Of course, any changes you make to the tab and leader count as over­rides to your para­graph style. If you ever force reap­ply the para­graph style or use one of the oth­er meth­ods of clear­ing over­rides, your care­ful­ly for­mat­ted tab lead­ers will revert to match­ing their sur­round­ing text. They will, that is, unless you cre­ate a char­ac­ter style just for the leader.

  1. With the leader still high­light­ed, open the Character Styles pan­el (Window > Type & Tables > Character Styles). Click the New but­ton at the bot­tom of the pan­el, which will cre­ate a new style, “Character Style 1.” (New char­ac­ter styles are num­bered sequen­tial­ly, so yours might read “Character Style 2” or anoth­er num­ber.)
  2. Double-click “Character Style 1” to open the Character Style Options dia­log (see Figure 2).
  3. Change the name to some­thing more rep­re­sen­ta­tive of the style’s func­tion, some­thing like “List 01 – Tab Leader” or what­ev­er works for you. click the OK but­ton.

Figure 2: (Click to Zoom) The Character Style Options dialog

Now, you’re done. By double-clicking the char­ac­ter style to access its options you also simul­ta­ne­ous­ly assigned it to the high­light­ed tab char­ac­ter. Now high­light the tabs in the list’s oth­er lines and assign the same char­ac­ter style to them.

Assigning char­ac­ter styles to the tabs can also be automated–you do it once, and there­after InDesign will do it for you auto­mat­i­cal­ly. We’ll talk about that in part 4 of “Tab Leaders.” Next week in part 3 we’ll per­form a very dif­fer­ent task: insert­ing lead­ers in para­graph text to cre­ate write-in blanks such as you might find in a con­tract or form.

For now, there’s one oth­er impor­tant bit of infor­ma­tion I’d like to impart: The loca­tion of the tab­stop and the fact that it has a leader is also an over­ride to the para­graph style. To ensure that you don’t lose those bits of data, high­light a bit of text in your line–don’t include the tab in your selec­tion. Then, on the Paragraph Styles pan­el (Window > Type & Tables > Paragraph Styles), open the pan­el fly­out menu in the top right cor­ner and choose Redefine Style (see Figure 3). That will add the loca­tion of the tab­stop and its leader option to your para­graph style def­i­n­i­tion. Of course, if you hadn’t already cre­at­ed a para­graph style for the tab-separated list, cre­ate one using the same pro­ce­dure as build­ing a char­ac­ter style but on the Paragraph Styles pan­el.
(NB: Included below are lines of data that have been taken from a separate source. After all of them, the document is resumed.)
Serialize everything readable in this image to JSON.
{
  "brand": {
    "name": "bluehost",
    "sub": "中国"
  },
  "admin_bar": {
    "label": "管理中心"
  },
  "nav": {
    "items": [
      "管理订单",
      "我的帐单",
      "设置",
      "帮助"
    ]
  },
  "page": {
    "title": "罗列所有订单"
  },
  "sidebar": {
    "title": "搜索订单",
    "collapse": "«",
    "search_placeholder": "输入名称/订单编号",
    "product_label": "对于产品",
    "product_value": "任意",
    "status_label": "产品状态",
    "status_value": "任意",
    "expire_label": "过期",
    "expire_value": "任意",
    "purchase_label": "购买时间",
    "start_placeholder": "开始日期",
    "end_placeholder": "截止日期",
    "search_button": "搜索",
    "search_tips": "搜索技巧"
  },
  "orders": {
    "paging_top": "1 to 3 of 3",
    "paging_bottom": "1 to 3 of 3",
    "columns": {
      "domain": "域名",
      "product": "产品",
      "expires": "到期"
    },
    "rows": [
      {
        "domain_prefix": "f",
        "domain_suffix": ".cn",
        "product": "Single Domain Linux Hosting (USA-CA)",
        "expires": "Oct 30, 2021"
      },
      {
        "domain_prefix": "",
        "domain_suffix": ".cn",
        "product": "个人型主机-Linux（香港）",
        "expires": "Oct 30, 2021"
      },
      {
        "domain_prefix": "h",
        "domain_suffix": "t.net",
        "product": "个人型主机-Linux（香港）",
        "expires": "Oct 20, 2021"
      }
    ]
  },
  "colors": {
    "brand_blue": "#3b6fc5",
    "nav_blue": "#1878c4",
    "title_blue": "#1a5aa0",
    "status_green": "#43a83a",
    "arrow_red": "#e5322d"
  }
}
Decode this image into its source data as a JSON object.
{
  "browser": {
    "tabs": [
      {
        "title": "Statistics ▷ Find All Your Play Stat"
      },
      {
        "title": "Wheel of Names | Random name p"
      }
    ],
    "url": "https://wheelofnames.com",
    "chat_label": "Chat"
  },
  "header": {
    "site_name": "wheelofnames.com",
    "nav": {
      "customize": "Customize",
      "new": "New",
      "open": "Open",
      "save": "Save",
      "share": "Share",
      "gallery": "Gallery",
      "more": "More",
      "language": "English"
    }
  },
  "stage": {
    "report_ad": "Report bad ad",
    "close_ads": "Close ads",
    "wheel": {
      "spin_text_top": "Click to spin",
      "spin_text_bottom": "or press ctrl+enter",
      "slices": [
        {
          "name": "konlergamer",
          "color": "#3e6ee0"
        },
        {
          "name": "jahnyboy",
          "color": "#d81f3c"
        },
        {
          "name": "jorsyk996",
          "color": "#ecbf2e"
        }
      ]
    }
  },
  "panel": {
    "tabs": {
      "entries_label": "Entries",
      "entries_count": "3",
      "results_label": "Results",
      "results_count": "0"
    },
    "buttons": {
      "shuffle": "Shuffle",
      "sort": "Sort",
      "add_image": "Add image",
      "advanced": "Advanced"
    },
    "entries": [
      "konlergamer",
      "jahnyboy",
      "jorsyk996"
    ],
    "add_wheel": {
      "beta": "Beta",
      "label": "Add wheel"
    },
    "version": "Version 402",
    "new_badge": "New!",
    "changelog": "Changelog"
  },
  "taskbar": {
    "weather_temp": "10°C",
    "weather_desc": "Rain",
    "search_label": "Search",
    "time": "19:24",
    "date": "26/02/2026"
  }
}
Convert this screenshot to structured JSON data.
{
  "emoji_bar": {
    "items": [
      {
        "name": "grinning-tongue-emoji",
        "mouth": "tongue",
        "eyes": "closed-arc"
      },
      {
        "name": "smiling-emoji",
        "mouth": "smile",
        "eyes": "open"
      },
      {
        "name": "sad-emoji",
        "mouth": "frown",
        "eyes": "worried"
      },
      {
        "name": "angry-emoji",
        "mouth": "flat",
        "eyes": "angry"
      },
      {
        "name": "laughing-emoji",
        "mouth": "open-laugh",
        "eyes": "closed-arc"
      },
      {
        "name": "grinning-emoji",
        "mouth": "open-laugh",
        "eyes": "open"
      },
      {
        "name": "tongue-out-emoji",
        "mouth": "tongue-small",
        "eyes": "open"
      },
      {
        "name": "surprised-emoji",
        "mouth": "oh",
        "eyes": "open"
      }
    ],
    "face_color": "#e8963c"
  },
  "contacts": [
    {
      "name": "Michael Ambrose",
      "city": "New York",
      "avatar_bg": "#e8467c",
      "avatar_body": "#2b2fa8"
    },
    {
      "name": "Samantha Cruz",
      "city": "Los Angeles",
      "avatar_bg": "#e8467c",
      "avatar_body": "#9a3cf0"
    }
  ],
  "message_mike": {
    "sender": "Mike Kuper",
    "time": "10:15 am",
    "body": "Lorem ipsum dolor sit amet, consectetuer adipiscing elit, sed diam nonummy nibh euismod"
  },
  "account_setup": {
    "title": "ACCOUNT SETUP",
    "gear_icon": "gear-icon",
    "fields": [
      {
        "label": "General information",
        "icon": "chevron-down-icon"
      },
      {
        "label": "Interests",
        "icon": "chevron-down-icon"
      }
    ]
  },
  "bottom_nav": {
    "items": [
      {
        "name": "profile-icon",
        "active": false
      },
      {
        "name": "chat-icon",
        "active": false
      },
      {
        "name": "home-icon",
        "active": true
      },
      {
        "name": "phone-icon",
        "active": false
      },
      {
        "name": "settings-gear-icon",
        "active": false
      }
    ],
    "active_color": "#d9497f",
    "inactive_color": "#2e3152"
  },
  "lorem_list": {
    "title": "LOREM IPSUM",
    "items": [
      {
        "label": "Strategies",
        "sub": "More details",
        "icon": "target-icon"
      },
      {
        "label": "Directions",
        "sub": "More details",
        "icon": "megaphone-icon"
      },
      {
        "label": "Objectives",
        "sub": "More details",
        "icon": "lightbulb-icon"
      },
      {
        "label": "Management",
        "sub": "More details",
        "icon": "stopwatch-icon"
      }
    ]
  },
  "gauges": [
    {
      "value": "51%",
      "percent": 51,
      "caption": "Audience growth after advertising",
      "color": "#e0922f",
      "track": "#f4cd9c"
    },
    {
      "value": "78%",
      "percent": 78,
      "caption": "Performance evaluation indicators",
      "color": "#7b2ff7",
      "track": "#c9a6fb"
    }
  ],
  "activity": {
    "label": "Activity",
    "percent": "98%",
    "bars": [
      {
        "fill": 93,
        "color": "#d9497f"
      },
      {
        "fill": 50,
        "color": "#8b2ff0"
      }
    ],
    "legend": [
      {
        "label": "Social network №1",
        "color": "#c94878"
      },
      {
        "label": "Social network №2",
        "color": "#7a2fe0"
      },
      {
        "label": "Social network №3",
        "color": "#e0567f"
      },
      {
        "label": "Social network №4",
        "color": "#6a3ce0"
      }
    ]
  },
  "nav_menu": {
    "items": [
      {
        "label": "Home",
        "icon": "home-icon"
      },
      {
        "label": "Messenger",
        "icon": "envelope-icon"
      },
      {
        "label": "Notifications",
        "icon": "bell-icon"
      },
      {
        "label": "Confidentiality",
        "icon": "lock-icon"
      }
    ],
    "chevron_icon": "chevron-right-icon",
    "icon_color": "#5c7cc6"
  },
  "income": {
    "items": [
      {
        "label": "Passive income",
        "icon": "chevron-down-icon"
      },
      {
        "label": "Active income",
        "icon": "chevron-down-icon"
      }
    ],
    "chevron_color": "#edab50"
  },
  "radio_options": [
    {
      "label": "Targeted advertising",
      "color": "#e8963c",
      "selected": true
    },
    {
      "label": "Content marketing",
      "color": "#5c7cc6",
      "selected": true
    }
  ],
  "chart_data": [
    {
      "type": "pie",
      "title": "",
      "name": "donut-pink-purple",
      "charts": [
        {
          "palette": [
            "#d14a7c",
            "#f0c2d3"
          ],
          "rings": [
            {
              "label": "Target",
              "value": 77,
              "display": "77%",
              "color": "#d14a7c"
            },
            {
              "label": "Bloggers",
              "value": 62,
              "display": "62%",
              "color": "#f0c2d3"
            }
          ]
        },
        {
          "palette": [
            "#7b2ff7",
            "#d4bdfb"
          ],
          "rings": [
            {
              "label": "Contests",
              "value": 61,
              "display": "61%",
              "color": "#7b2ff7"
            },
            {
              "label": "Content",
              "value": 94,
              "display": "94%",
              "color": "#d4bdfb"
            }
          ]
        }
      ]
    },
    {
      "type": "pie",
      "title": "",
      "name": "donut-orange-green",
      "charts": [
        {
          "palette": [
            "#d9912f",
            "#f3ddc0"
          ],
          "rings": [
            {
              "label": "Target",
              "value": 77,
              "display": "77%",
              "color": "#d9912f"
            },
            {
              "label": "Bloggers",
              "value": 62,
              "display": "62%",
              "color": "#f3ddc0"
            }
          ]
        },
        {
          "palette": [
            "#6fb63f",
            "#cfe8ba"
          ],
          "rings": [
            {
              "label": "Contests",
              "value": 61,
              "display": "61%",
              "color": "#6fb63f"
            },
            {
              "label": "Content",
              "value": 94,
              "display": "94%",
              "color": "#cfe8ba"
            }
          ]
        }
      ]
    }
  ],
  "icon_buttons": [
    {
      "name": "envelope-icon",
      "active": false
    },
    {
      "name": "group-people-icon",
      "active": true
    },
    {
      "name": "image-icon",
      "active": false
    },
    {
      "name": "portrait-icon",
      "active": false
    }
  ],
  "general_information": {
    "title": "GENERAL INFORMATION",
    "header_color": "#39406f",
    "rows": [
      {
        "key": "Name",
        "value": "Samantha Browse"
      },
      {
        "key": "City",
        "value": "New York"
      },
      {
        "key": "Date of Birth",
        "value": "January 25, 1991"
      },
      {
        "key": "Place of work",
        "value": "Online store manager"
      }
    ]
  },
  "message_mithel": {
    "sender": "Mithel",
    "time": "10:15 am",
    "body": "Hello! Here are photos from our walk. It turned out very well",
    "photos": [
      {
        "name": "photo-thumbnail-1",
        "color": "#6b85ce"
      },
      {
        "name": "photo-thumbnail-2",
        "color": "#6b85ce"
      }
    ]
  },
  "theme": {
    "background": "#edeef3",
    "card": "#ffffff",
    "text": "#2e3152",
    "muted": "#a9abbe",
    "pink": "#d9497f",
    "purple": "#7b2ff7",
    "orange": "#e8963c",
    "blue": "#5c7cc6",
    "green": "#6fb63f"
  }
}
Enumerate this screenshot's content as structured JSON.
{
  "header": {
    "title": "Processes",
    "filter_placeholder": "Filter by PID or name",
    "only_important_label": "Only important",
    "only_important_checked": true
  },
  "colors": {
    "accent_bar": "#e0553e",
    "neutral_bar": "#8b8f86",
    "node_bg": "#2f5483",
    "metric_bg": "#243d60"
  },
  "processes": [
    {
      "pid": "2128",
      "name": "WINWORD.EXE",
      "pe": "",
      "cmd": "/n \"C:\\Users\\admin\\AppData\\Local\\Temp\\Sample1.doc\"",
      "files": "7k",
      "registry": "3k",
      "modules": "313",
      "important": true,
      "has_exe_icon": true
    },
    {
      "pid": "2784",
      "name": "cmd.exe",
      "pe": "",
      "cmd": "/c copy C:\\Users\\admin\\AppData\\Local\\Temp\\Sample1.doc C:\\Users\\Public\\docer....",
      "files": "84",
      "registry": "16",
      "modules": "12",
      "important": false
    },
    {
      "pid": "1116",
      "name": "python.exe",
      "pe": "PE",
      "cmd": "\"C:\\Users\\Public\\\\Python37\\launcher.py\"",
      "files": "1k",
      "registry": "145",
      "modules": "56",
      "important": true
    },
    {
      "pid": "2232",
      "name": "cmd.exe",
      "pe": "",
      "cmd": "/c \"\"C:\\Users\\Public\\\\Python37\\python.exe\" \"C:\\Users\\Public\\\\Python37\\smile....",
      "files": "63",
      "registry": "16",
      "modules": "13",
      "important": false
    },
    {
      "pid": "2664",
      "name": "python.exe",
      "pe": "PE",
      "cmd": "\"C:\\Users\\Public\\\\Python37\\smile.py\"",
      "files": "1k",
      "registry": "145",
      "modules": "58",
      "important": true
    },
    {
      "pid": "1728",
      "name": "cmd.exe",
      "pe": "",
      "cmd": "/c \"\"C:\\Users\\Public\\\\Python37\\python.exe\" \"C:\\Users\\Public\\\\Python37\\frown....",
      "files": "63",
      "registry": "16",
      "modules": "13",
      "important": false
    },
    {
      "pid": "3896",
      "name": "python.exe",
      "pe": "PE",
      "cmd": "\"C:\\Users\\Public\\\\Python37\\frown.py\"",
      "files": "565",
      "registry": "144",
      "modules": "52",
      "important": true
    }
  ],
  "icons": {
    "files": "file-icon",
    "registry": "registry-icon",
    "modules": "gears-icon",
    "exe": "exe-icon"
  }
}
Figure 3: Redefine Style on the Paragraph Styles panel

Follow this link for part 3 in the series.

Pariah Burke

Author, consultant, trainer, guru: Digital Publishing, ePub, InDesign, Illustrator, Photoshop, Quark. Empowering, Informing, Connecting Creative Professionals™